By allowing ads to appear on this site, you support the local businesses who, in turn, support great local journalism.
Schools have no choice
Law clears way for more transfers
Placeholder Image
Forsyth County News

A new state law is leaving Georgia’s 180 school systems no choice but to provide choice to parents.

State and local boards of education have less than two months to establish a plan for allowing students to attend the school of their choice, rather than the one in their home district.

By July 1, the Forsyth County school system must implement a plan to streamline its process for school transfers.

All five local school board members have spoken out against the bill, including Tom Cleveland, who testified against the measure while it was being considered by the legislature, and Ann Crow, who chairs the board.

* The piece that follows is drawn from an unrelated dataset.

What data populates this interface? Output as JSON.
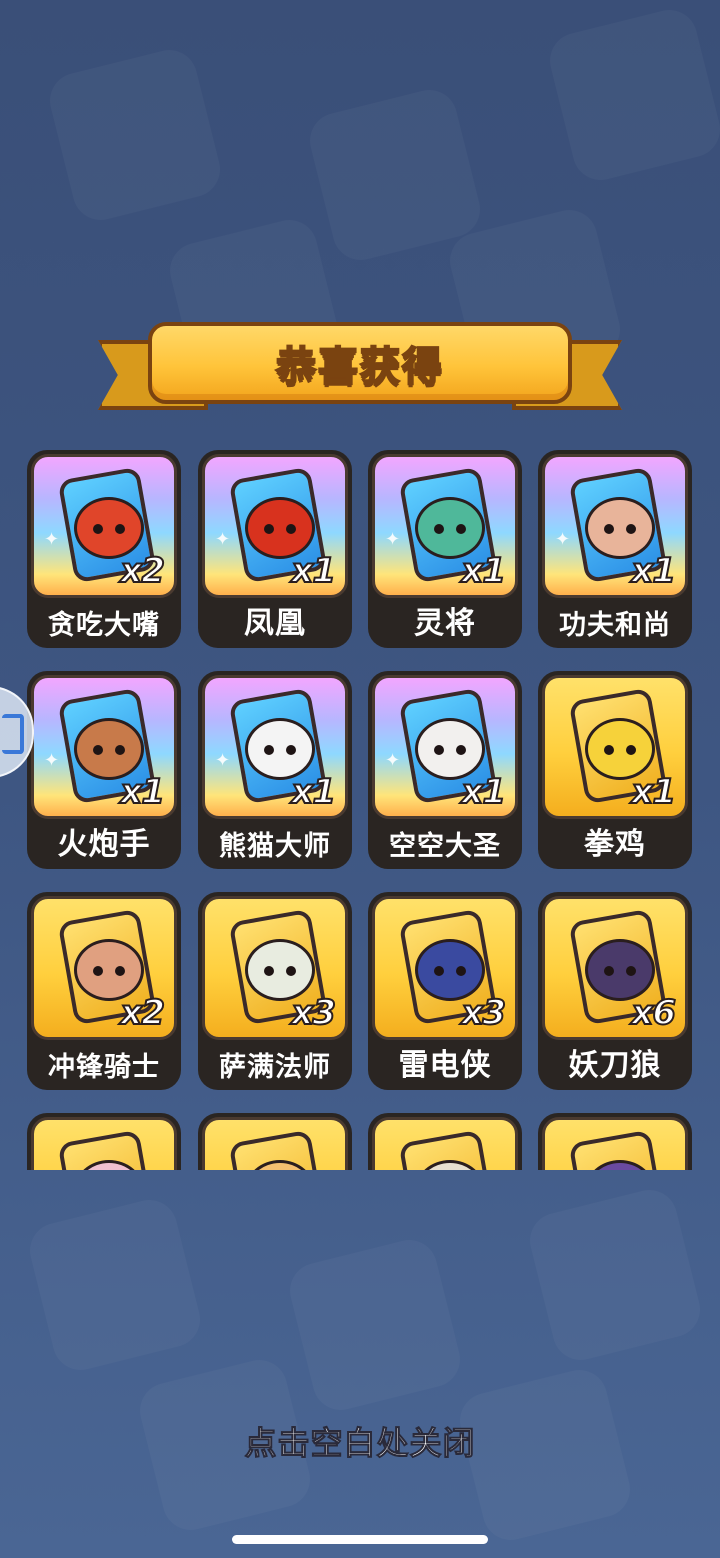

“This is a time where finances are just paramount, and we like all school districts are facing huge challenges with funding," she said. "This just adds more to that burden. They really have set up a situation that can be detrimental to us on down the road.”

Students will be allowed transfer to a school if there is space left after students who live in that district have registered. Students requesting a transfer will also be responsible for their own transportation.

The law also provides relief for Forsyth and other fast-growing school systems. Schools must be in operation for four years before students can choose to transfer, even if there’s available space.

Local school board members contend schools already have limited space. By accepting just a handful of students, a school could fill up, leaving no room for any students moving into a district mid-year.

“This would cause us to need trailers because we won't have room for [new students],” Crow said. “Therefore, it’s just wasting a lot of money.

“We saw the potential of this happening and I’m just sorry [Perdue] didn’t listen to us or the possible consequences of what could happen."

Local students already can transfer to a different school to take a class or enroll in a program not available in their districted school.

Forsyth’s state legislative delegation split on the measure. Sen. Jack Murphy and Rep. Amos Amerson voted against the bill, while Sen. Chip Pearson and Reps. Tom Knox and Mark Hamilton supported it.

Hamilton said the bill “provides for an opportunity of balance between parental choice and school capacity while increasing the competition between the schools.”

When he first voted on the measure, Hamilton said he wasn’t aware of Forsyth’s concerns.

“In speaking with administrators, teachers and parents after that, I found both a combination of support and opposition, depending on their particular perspectives and situations,” he said. “Some parents will be very happy with the new choice they have in their children's education.”

Tim Callahan, president of the Professional Association of Educators, said education budgeting is already stretched thin on the state level. The legislation may have better intentions than results, especially given the limited planning time.

“The concept of choice is a good one, and I think we don’t want to lose sight of that," he said. "However, it’s a little difficult for school administrators to make sure they’re running the schools in the best and most efficient way possible, without a good procedure in place and a timely procedure.”